Something that has proven to be quite popular on Yamaha’s other Sport Boats that they made sure to include in this new incarnation of boats was their bow jump seats. A filler section for each lounge removes to give you a forward facing seat, right up at the very tip of the bow. This spot is a favourite of the kiddies as it gets them right up and in on the action. High bow sides and grab handles however give them plenty of safety while they are feeling the wind in their hair. Powering the 212 Limited S is a pair of high output 1.8L engines. Yamaha chooses not to publish the horsepower rating of their motors, but after a thorough water test of the 212 LS I can tell you it’s enough.
The 212 LS was on plane in a little over 3 seconds when putting the throttles for the twin engines right down. The power hook up is immediate and quite impressive as you can feel the motors do their thing and push you back in your seat. The sight lines on the 212 Limited S are unobstructed, even when the bow lifts slightly when getting on plane.
The 212 LS cruised nicely at 5000 rpm producing a speed of 18 mph then jumped to 27 mph at 5500 rpm. From there the speed increases were quite predictable, jumping to 32 mph at 6000 rpm.
The power curve was quite steady with the twin 1.8L engines, producing snappy whole shots along with immediate acceleration through midrange throttle increases. Something that makes running the 212 Limited S easier, especially when it comes to watersports is Yamaha’s cruise assist program. Found on the Connext joystick are cruise up and cruise down bottoms. These either increase or reduce the RPMS of the engines by fractional amounts, resulting in subtle speed changes. This is great if you have a skier behind the boat at they give you the slow down signal. Instead of trying to nurse the throttle, you can hit the cruise down button and your speed will drop accordingly. This is a small thing that can make a huge different in your overall boating experience.
With the sun about to set I finished off with a couple top speed runs, both with and against the slight breeze we had on the lake that day and we averaged 50-mph. This is plenty of top end speed and it’s nice to know you have those extra ponies to work with should you have a boat full of people.
I’ve always been impressed by Yamaha’s Sport Boats. They’re both fun and functional. They’re playful and practical. This new 21-foot version of the Limited S has big shoes to fill, but I think it is more than up to the challenge.

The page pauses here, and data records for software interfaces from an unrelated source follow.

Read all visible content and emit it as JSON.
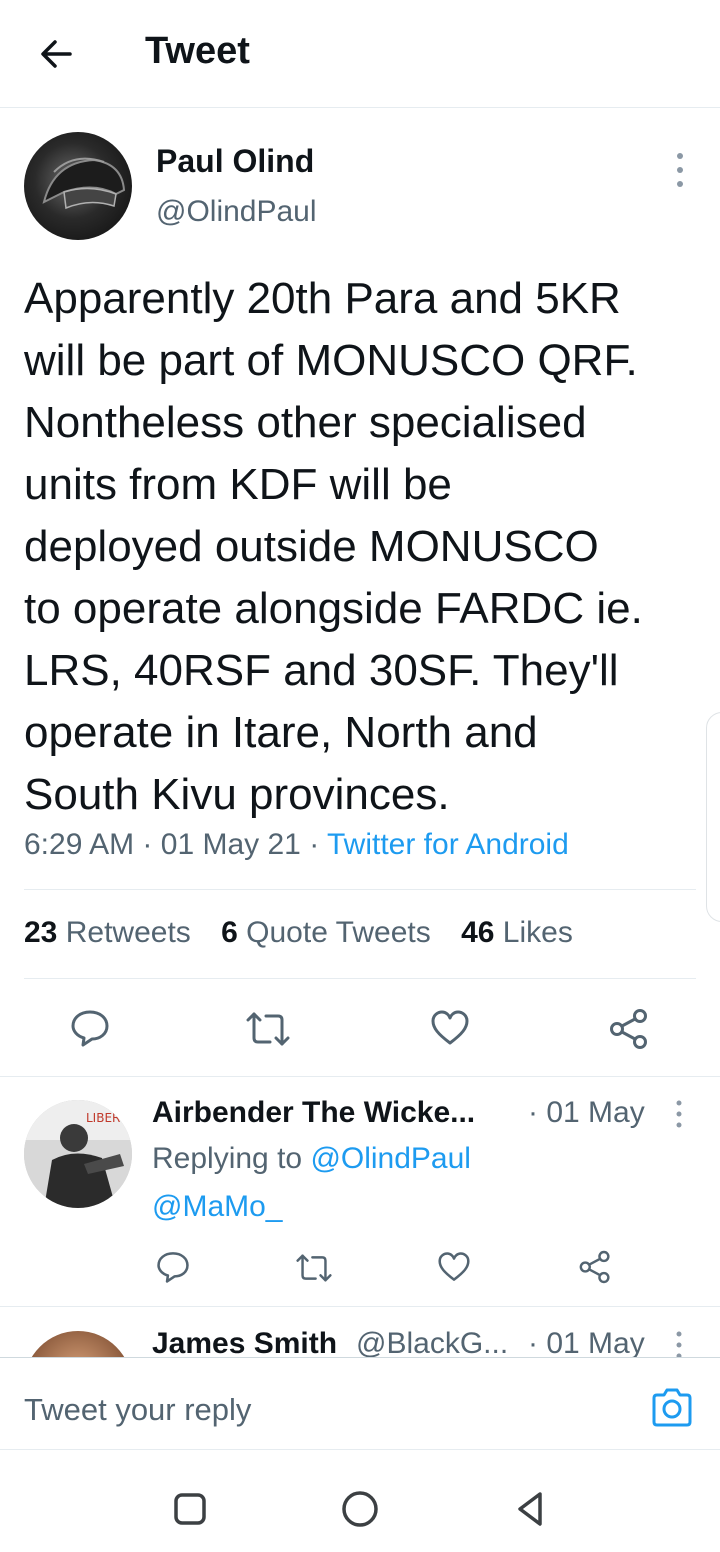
{
  "header": {
    "title": "Tweet"
  },
  "tweet": {
    "author_name": "Paul Olind",
    "author_handle": "@OlindPaul",
    "text": "Apparently 20th Para and 5KR\nwill be part of MONUSCO QRF.\nNontheless other specialised\nunits from KDF will be\ndeployed outside MONUSCO\nto operate alongside FARDC ie.\nLRS, 40RSF and 30SF. They'll\noperate in Itare, North and\nSouth Kivu provinces.",
    "time": "6:29 AM",
    "date": "01 May 21",
    "source": "Twitter for Android",
    "stats": {
      "retweets_count": "23",
      "retweets_label": "Retweets",
      "quotes_count": "6",
      "quotes_label": "Quote Tweets",
      "likes_count": "46",
      "likes_label": "Likes"
    }
  },
  "replies": [
    {
      "name": "Airbender The Wicke...",
      "date": "· 01 May",
      "replying_label": "Replying to",
      "replying_to": "@OlindPaul",
      "mention": "@MaMo_"
    },
    {
      "name": "James Smith",
      "handle": "@BlackG...",
      "date": "· 01 May"
    }
  ],
  "compose": {
    "placeholder": "Tweet your reply"
  },
  "colors": {
    "accent": "#1d9bf0",
    "secondary_text": "#536471",
    "border": "#e6ecf0"
  }
}
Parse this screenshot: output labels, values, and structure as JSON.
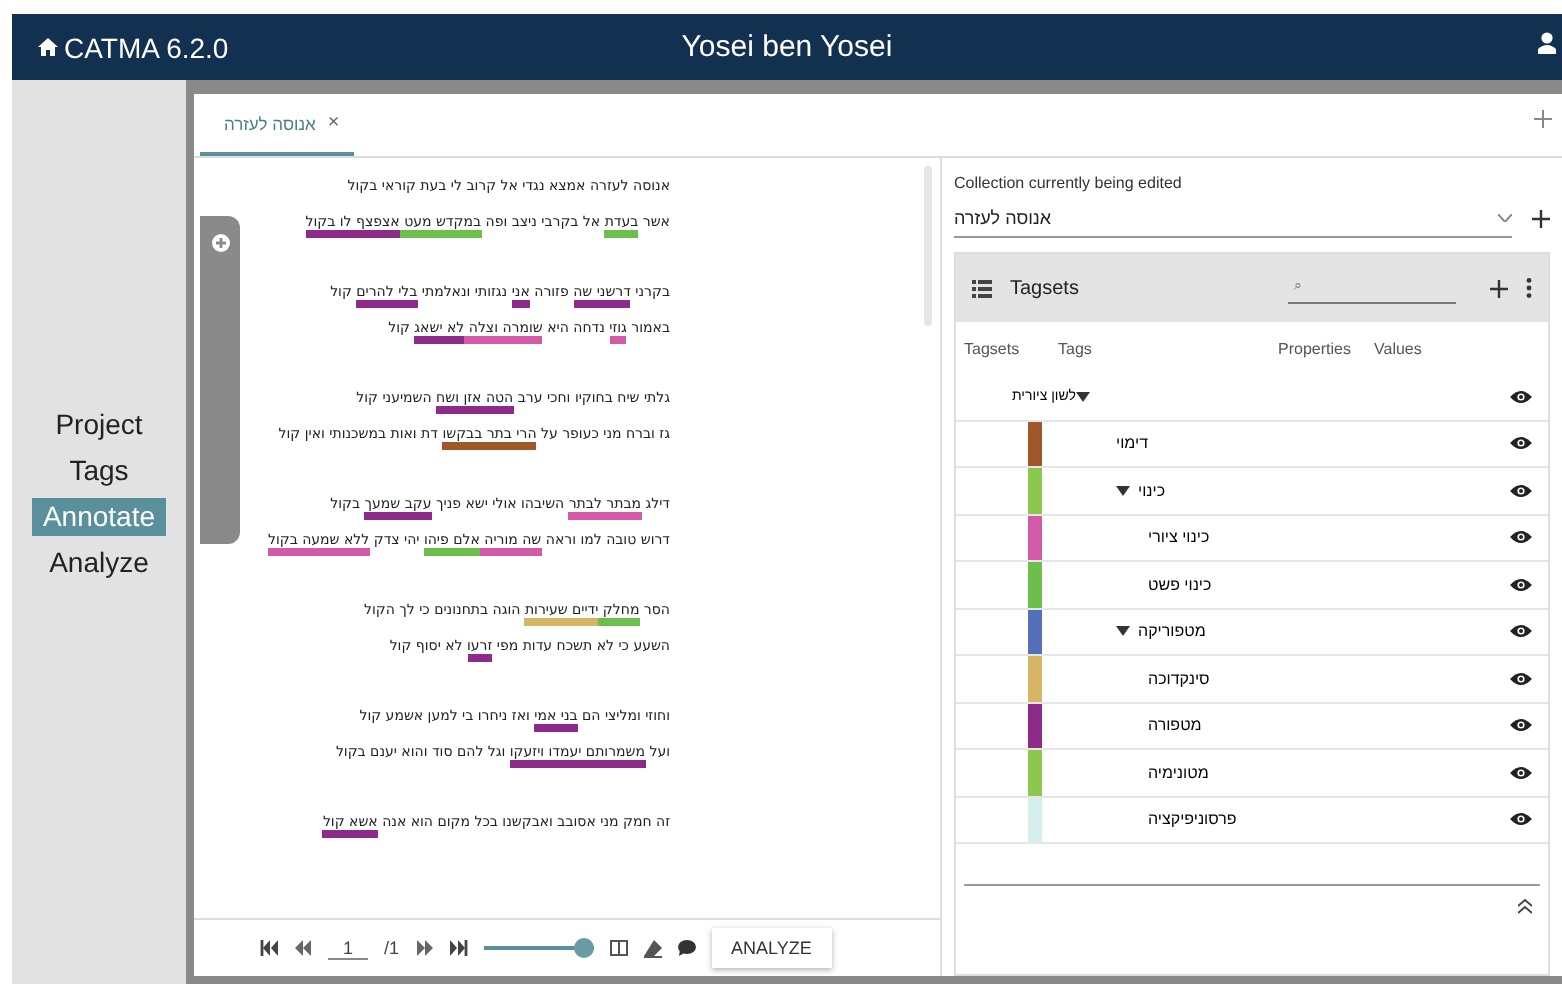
{
  "header": {
    "app": "CATMA 6.2.0",
    "user": "Yosei ben Yosei"
  },
  "nav": [
    {
      "label": "Project",
      "selected": false
    },
    {
      "label": "Tags",
      "selected": false
    },
    {
      "label": "Annotate",
      "selected": true
    },
    {
      "label": "Analyze",
      "selected": false
    }
  ],
  "tabs": [
    {
      "label": "אנוסה לעזרה",
      "close": "×",
      "selected": true
    }
  ],
  "document": {
    "stanzas": [
      [
        [
          {
            "text": "אנוסה לעזרה אמצא נגדי אל קרוב לי בעת קוראי בקול"
          }
        ],
        [
          {
            "text": "אשר "
          },
          {
            "text": "בעדת",
            "color": "#6cbf4a"
          },
          {
            "text": " אל בקרבי ניצב ופה "
          },
          {
            "text": "במקדש מעט ",
            "color": "#6cbf4a"
          },
          {
            "text": "אצפצף לו בקול",
            "color": "#8e2a8a"
          }
        ]
      ],
      [
        [
          {
            "text": "בקרני "
          },
          {
            "text": "דרשני שה",
            "color": "#8e2a8a"
          },
          {
            "text": " פזורה "
          },
          {
            "text": "אני",
            "color": "#8e2a8a"
          },
          {
            "text": " נגזותי ונאלמתי "
          },
          {
            "text": "בלי להרים",
            "color": "#8e2a8a"
          },
          {
            "text": " קול"
          }
        ],
        [
          {
            "text": "באמור "
          },
          {
            "text": "גוזי",
            "color": "#d45aa8"
          },
          {
            "text": " נדחה היא "
          },
          {
            "text": "שומרה וצלה ",
            "color": "#d45aa8"
          },
          {
            "text": "לא ישאג",
            "color": "#8e2a8a"
          },
          {
            "text": " קול"
          }
        ]
      ],
      [
        [
          {
            "text": "גלתי שיח בחוקיו וחכי ערב "
          },
          {
            "text": "הטה אזן ",
            "color": "#8e2a8a"
          },
          {
            "text": "ושח",
            "color": "#8e2a8a"
          },
          {
            "text": " השמיעני קול"
          }
        ],
        [
          {
            "text": "גז וברח מני כעופר על "
          },
          {
            "text": "הרי בתר בבקשו",
            "color": "#a0582a"
          },
          {
            "text": " דת ואות במשכנותי ואין קול"
          }
        ]
      ],
      [
        [
          {
            "text": "דילג "
          },
          {
            "text": "מבתר לבתר",
            "color": "#d45aa8"
          },
          {
            "text": " השיבהו אולי ישא פניך "
          },
          {
            "text": "עקב שמעך",
            "color": "#8e2a8a"
          },
          {
            "text": " בקול"
          }
        ],
        [
          {
            "text": "דרוש טובה למו וראה "
          },
          {
            "text": "שה מוריה ",
            "color": "#d45aa8"
          },
          {
            "text": "אלם פיהו",
            "color": "#6cbf4a"
          },
          {
            "text": " יהי צדק "
          },
          {
            "text": "ללא שמעה בקול",
            "color": "#d45aa8"
          }
        ]
      ],
      [
        [
          {
            "text": "הסר "
          },
          {
            "text": "מחלק ",
            "color": "#6cbf4a"
          },
          {
            "text": "ידיים שעירות",
            "color": "#d6b565"
          },
          {
            "text": " הוגה בתחנונים כי לך הקול"
          }
        ],
        [
          {
            "text": "השעע כי לא תשכח עדות מפי "
          },
          {
            "text": "זרעו",
            "color": "#8e2a8a"
          },
          {
            "text": " לא יסוף קול"
          }
        ]
      ],
      [
        [
          {
            "text": "וחוזי ומליצי הם "
          },
          {
            "text": "בני אמי",
            "color": "#8e2a8a"
          },
          {
            "text": " ואז ניחרו בי למען אשמע קול"
          }
        ],
        [
          {
            "text": "ועל "
          },
          {
            "text": "משמרותם יעמדו ויזעקו",
            "color": "#8e2a8a"
          },
          {
            "text": " וגל להם סוד והוא יענם בקול"
          }
        ]
      ],
      [
        [
          {
            "text": "זה חמק מני אסובב ואבקשנו בכל מקום הוא אנה "
          },
          {
            "text": "אשא קול",
            "color": "#8e2a8a"
          }
        ]
      ]
    ],
    "toolbar": {
      "page": "1",
      "total": "/1",
      "zoom": {
        "level": 1.0
      },
      "analyze": "ANALYZE"
    }
  },
  "collection": {
    "label": "Collection currently being edited",
    "value": "אנוסה לעזרה"
  },
  "tagsets": {
    "title": "Tagsets",
    "search_placeholder": "⌕",
    "columns": {
      "tagsets": "Tagsets",
      "tags": "Tags",
      "properties": "Properties",
      "values": "Values"
    },
    "tagset": {
      "name": "לשון ציורית",
      "expanded": true,
      "tags": [
        {
          "name": "דימוי",
          "color": "#a0582a"
        },
        {
          "name": "כינוי",
          "color": "#8cc84b",
          "expanded": true,
          "children": [
            {
              "name": "כינוי ציורי",
              "color": "#d45aa8"
            },
            {
              "name": "כינוי פשט",
              "color": "#6cbf4a"
            }
          ]
        },
        {
          "name": "מטפוריקה",
          "color": "#5470b8",
          "expanded": true,
          "children": [
            {
              "name": "סינקדוכה",
              "color": "#d6b565"
            },
            {
              "name": "מטפורה",
              "color": "#8e2a8a"
            },
            {
              "name": "מטונימיה",
              "color": "#8cc84b"
            },
            {
              "name": "פרסוניפיקציה",
              "color": "#d7eeee"
            }
          ]
        }
      ]
    }
  }
}
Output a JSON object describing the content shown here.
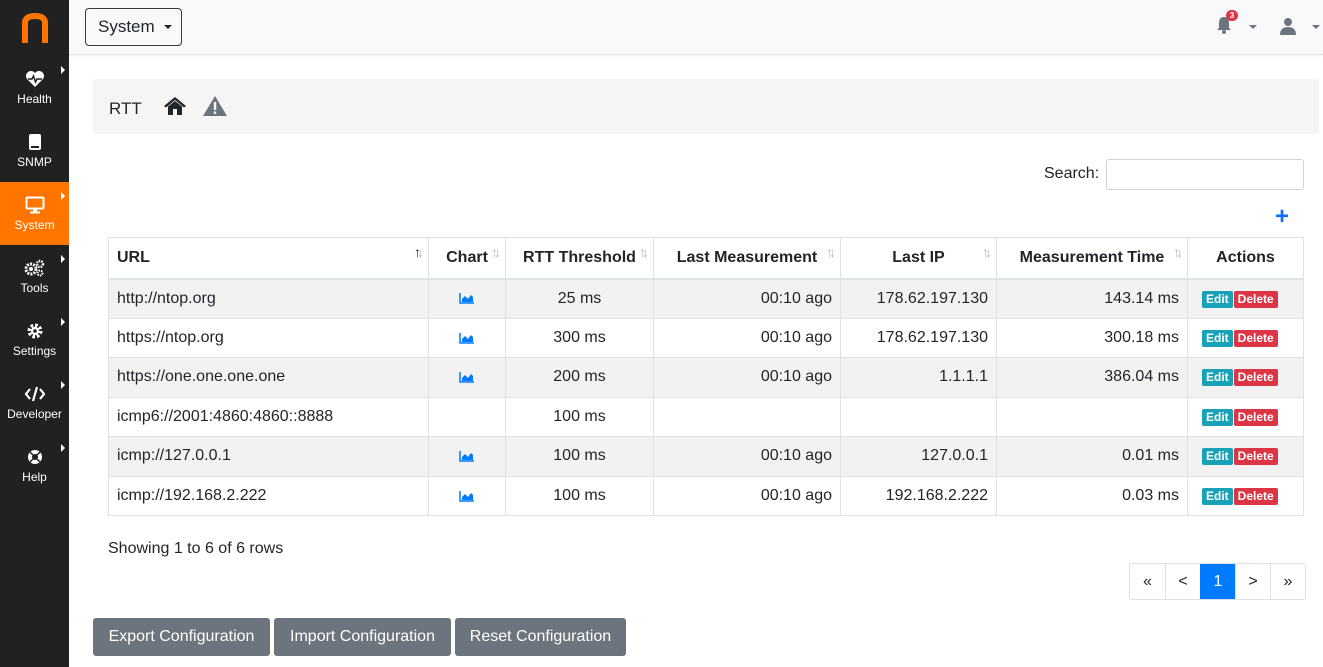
{
  "sidebar": {
    "items": [
      {
        "label": "Health",
        "icon": "heartbeat-icon"
      },
      {
        "label": "SNMP",
        "icon": "device-icon"
      },
      {
        "label": "System",
        "icon": "desktop-icon"
      },
      {
        "label": "Tools",
        "icon": "cogs-icon"
      },
      {
        "label": "Settings",
        "icon": "cog-icon"
      },
      {
        "label": "Developer",
        "icon": "code-icon"
      },
      {
        "label": "Help",
        "icon": "life-ring-icon"
      }
    ],
    "active": "System",
    "accent": "#ff7500",
    "background": "#212121"
  },
  "topbar": {
    "dropdown_label": "System",
    "notification_count": "3"
  },
  "page": {
    "title": "RTT"
  },
  "search": {
    "label": "Search:",
    "value": ""
  },
  "table": {
    "headers": [
      "URL",
      "Chart",
      "RTT Threshold",
      "Last Measurement",
      "Last IP",
      "Measurement Time",
      "Actions"
    ],
    "sorted_column": "URL",
    "rows": [
      {
        "url": "http://ntop.org",
        "chart": true,
        "threshold": "25 ms",
        "last": "00:10 ago",
        "ip": "178.62.197.130",
        "time": "143.14 ms"
      },
      {
        "url": "https://ntop.org",
        "chart": true,
        "threshold": "300 ms",
        "last": "00:10 ago",
        "ip": "178.62.197.130",
        "time": "300.18 ms"
      },
      {
        "url": "https://one.one.one.one",
        "chart": true,
        "threshold": "200 ms",
        "last": "00:10 ago",
        "ip": "1.1.1.1",
        "time": "386.04 ms"
      },
      {
        "url": "icmp6://2001:4860:4860::8888",
        "chart": false,
        "threshold": "100 ms",
        "last": "",
        "ip": "",
        "time": ""
      },
      {
        "url": "icmp://127.0.0.1",
        "chart": true,
        "threshold": "100 ms",
        "last": "00:10 ago",
        "ip": "127.0.0.1",
        "time": "0.01 ms"
      },
      {
        "url": "icmp://192.168.2.222",
        "chart": true,
        "threshold": "100 ms",
        "last": "00:10 ago",
        "ip": "192.168.2.222",
        "time": "0.03 ms"
      }
    ],
    "edit_label": "Edit",
    "delete_label": "Delete"
  },
  "footer": {
    "showing": "Showing 1 to 6 of 6 rows",
    "pages": [
      "«",
      "<",
      "1",
      ">",
      "»"
    ],
    "current_page": "1"
  },
  "config_buttons": {
    "export": "Export Configuration",
    "import": "Import Configuration",
    "reset": "Reset Configuration"
  }
}
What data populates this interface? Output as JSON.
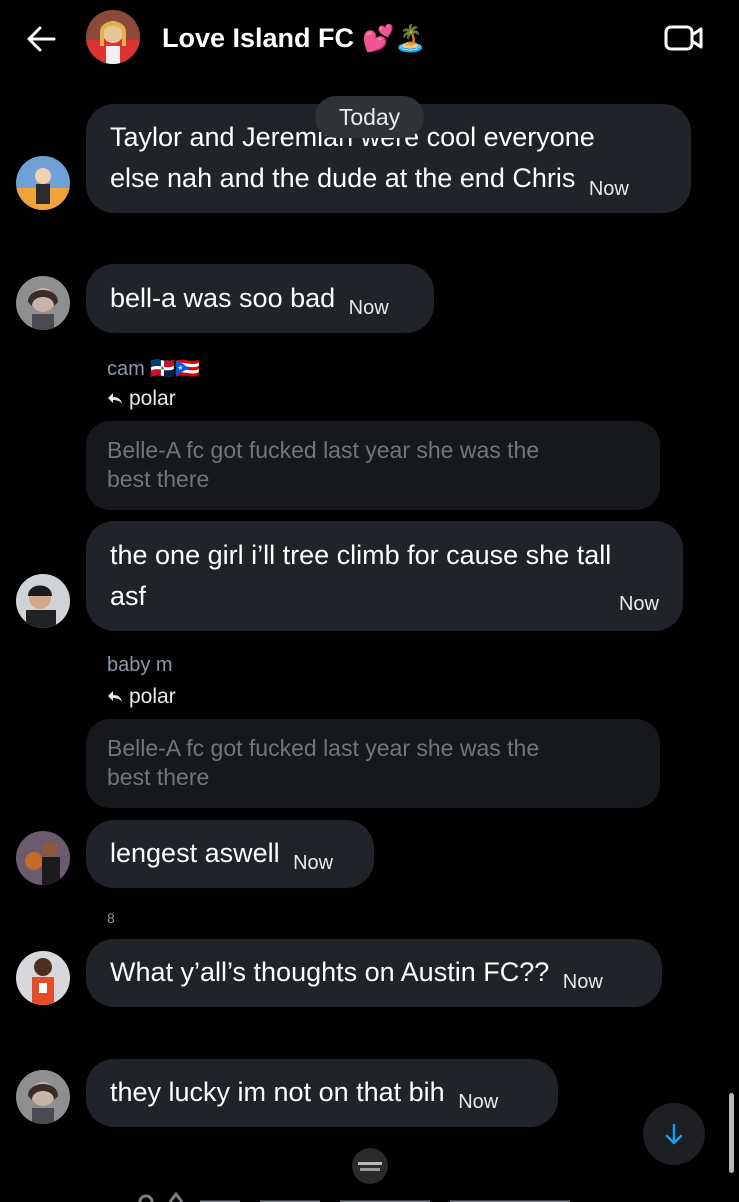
{
  "header": {
    "title": "Love Island FC",
    "emoji": "💕🏝️",
    "back_icon": "arrow-left-icon",
    "video_icon": "video-call-icon"
  },
  "divider": {
    "today": "Today"
  },
  "messages": [
    {
      "text_lines": [
        "Taylor and Jeremiah were cool everyone",
        "else nah and the dude at the end Chris"
      ],
      "time": "Now"
    },
    {
      "text": "bell-a was soo bad",
      "time": "Now"
    },
    {
      "sender": "cam 🇩🇴🇵🇷",
      "reply_to": "polar",
      "quote_lines": [
        "Belle-A fc got fucked last year  she was the",
        "best there"
      ],
      "text_lines": [
        "the one girl i’ll tree climb for cause she tall",
        "asf"
      ],
      "time": "Now"
    },
    {
      "sender": "baby m",
      "reply_to": "polar",
      "quote_lines": [
        "Belle-A fc got fucked last year  she was the",
        "best there"
      ],
      "text": "lengest aswell",
      "time": "Now"
    },
    {
      "sender": "8",
      "text": "What y’all’s thoughts on Austin FC??",
      "time": "Now"
    },
    {
      "text": "they lucky im not on that bih",
      "time": "Now"
    }
  ],
  "colors": {
    "bubble": "#202327",
    "quote": "#16181c",
    "accent": "#1d9bf0"
  }
}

|Length:||21' 2"||6.46 m|
|Beam:||8' 6"||2.59 m|
|Dry weight:||3, 598 lbs||1, 632 kg|
|Fuel Capacity:||50 US gals||189 L|
|Base Engine / Drive:||Yamaha Jet 1.8L x 2|